* _WORK TO COMPLETE_: Gather every line from the entries below that includes "Rinkeby".

* _EXERCISE DATA_:
>>>>
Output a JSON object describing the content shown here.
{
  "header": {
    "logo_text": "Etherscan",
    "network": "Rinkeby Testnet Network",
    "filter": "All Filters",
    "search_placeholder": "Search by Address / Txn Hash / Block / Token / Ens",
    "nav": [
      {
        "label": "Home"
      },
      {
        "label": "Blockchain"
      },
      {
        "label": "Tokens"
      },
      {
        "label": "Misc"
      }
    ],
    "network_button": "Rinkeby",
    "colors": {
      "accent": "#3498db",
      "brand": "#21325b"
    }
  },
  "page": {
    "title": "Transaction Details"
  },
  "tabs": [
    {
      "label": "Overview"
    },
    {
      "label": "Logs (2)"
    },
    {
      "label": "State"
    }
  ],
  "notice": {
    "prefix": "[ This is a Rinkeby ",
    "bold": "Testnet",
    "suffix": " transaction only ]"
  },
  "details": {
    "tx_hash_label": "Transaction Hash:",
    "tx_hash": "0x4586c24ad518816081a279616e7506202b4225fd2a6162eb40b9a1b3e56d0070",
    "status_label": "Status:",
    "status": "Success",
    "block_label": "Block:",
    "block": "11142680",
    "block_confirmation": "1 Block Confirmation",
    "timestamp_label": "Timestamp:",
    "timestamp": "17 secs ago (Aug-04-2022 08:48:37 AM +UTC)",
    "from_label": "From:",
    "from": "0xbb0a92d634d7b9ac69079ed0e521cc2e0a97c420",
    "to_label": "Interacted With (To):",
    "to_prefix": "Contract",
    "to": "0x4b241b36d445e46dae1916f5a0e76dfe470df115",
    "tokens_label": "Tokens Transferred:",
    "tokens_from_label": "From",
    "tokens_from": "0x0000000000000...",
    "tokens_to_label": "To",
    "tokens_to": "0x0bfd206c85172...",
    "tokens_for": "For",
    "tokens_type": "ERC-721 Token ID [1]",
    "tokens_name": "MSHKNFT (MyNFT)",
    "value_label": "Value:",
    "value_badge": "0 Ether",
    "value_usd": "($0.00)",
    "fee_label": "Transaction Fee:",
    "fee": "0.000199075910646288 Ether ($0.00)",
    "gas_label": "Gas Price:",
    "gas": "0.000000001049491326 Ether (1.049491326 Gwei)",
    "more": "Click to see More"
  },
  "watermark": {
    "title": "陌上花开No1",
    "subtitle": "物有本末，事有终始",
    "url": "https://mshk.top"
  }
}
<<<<
* _OUTPUT FOR THIS EXERCISE_:
    "network": "Rinkeby Testnet Network",
    "network_button": "Rinkeby",
    "prefix": "[ This is a Rinkeby ",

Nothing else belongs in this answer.